Behavioral interview questions are some of the toughest you may be asked by a potential employer, but they don’t have to be. We’ve answered some of the trickiest behavioral interview questions to make sure you don’t get stumped!
1. What did you like best and least about your previous job?
GAME PLAN: This question exposes a lot about you. When answering what you liked least, keep it brief and don’t be negative. Take the opportunity to highlight the things you liked best that will most appeal to the hiring manager. Give concrete examples of how your previous job allowed you to demonstrate and practice positive behavioral competencies.
EXAMPLE: I really enjoyed leading my team and encouraging the group to work together towards achieving key initiatives for the organization. However, I am looking for a change that will give me greater responsibility and challenges.
2. Give me an example of a problem you faced on the job and tell me how you solved it.
GAME PLAN: Here’s your chance to show your critical thinking and problem solving skills. Aim to give an example of a problem you tackled that will be applicable to your new job. You can utilize a very simple formula: My situation was A and I took action B and the positive outcome was C. Then follow up with a question that will invite the hiring manager to agree with you.
EXAMPLE: I was working with a department that was slowing down the sales cycle. I brought the issue to the attention of my supervisor along with a list of solutions. My supervisor gave me the authorization to implement my suggestions. As a result, the sales cycle was shortened and we were able to increase our annual sales by 5% without incurring any additional costs. I believe this is the type of problem-solving experience you aim to bring to your team. Is that right?
3. Tell me about a time when you had to face a stressful situation.
GAMEPLAN: This question assesses your coping skills. Once again, exhibit positive behavioral competencies such as, conflict resolution, decision making and conceptual thinking. You can’t always control what happens to you, but you can control your response.
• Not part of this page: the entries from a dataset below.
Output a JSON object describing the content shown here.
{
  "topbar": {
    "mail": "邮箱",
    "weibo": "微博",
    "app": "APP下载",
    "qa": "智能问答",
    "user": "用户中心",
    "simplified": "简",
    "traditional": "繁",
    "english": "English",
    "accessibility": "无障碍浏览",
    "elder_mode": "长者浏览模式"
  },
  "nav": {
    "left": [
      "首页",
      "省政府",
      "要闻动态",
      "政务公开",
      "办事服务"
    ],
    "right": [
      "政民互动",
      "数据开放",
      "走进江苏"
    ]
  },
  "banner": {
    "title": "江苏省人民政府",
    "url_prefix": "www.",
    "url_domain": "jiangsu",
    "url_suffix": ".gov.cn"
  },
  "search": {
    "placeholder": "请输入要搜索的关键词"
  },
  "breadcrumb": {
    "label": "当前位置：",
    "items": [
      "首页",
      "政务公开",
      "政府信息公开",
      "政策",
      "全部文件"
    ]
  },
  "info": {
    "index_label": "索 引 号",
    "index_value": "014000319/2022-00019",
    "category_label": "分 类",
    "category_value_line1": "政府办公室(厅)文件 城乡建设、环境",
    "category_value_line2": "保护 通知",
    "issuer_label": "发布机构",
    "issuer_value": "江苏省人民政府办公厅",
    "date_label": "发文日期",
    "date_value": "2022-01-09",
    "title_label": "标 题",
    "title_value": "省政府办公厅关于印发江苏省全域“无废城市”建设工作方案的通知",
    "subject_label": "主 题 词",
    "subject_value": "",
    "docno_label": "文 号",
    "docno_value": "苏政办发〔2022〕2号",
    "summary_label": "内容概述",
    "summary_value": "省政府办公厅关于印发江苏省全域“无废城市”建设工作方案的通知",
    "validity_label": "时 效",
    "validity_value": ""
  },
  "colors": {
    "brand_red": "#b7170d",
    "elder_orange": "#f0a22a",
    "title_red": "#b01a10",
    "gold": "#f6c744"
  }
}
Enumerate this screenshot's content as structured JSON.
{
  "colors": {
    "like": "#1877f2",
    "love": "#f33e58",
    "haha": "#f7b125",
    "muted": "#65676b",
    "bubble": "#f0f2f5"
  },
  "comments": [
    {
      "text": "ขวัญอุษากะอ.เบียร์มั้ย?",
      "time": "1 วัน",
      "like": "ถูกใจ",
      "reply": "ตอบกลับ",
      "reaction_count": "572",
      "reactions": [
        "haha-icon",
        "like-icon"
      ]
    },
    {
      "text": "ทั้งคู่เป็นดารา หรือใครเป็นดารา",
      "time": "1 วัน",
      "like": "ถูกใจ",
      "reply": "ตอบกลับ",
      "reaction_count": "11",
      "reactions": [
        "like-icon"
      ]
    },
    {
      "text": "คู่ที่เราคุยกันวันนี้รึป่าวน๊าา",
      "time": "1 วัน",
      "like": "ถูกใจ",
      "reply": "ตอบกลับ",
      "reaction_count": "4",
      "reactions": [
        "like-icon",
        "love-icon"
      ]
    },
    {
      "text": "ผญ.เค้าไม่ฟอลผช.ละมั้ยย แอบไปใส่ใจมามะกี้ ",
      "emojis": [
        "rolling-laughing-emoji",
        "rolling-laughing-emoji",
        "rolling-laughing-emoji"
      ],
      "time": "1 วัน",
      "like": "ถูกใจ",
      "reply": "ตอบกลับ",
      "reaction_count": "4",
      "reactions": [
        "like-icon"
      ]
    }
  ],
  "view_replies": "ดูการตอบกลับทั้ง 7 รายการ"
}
EXAMPLE: I was project managing the design and implementation of a new website. From the very beginning I had all the key players involved. Half way through the project the decision makers started to disagree about the goals and audience of the site, even though we had clearly documented each phase. People were starting to worry the project would fall apart. I stayed calm and immediately set up a strategy meeting with everyone involved, along with key sales people that could offer insight and a fresh perspective. We quickly got the project back up and running and in the end were able to meet our deadline.
Having a positive attitude and rehearsing some of these behavioral interview questions will really help you in your next interview. Remember, interviewers are looking for someone that is competent and confident.
Article contributed by April Jennings
Here’s a look at what HR mangers and recruiters look for in a behavioral interview: